(Items from an interface collection)
::::::::::

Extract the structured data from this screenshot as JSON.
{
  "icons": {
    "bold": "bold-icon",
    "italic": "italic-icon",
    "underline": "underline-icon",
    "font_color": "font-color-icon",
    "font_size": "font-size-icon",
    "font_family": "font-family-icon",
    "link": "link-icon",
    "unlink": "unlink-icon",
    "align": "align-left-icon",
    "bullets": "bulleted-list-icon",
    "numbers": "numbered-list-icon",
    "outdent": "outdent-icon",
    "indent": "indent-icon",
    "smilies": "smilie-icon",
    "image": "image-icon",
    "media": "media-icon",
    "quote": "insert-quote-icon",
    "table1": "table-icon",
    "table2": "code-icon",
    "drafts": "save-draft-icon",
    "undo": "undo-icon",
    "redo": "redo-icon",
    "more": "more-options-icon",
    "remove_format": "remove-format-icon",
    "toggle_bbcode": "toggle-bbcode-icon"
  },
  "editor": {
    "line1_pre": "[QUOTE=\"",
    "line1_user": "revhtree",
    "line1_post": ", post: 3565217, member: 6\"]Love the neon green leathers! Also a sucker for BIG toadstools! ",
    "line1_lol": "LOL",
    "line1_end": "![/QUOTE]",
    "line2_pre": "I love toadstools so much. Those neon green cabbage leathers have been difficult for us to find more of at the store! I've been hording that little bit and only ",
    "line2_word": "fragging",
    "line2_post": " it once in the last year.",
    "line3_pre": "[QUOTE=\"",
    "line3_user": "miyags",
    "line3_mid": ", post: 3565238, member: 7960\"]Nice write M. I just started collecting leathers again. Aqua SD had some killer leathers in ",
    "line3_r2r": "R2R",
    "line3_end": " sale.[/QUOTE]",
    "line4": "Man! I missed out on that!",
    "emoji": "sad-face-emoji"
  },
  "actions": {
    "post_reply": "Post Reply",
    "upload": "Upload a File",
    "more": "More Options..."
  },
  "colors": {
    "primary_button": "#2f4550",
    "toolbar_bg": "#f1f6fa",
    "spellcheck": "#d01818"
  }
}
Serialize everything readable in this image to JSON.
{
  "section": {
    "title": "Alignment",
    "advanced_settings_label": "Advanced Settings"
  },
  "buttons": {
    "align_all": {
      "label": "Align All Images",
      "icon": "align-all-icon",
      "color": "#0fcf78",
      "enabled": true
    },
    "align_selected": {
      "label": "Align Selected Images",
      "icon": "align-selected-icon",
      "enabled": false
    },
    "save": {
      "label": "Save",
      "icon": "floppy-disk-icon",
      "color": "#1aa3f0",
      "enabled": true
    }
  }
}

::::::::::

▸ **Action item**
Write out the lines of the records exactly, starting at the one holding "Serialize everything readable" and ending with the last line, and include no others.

▸ **Reply**
Serialize everything readable in this image to JSON.
{
  "section": {
    "title": "Alignment",
    "advanced_settings_label": "Advanced Settings"
  },
  "buttons": {
    "align_all": {
      "label": "Align All Images",
      "icon": "align-all-icon",
      "color": "#0fcf78",
      "enabled": true
    },
    "align_selected": {
      "label": "Align Selected Images",
      "icon": "align-selected-icon",
      "enabled": false
    },
    "save": {
      "label": "Save",
      "icon": "floppy-disk-icon",
      "color": "#1aa3f0",
      "enabled": true
    }
  }
}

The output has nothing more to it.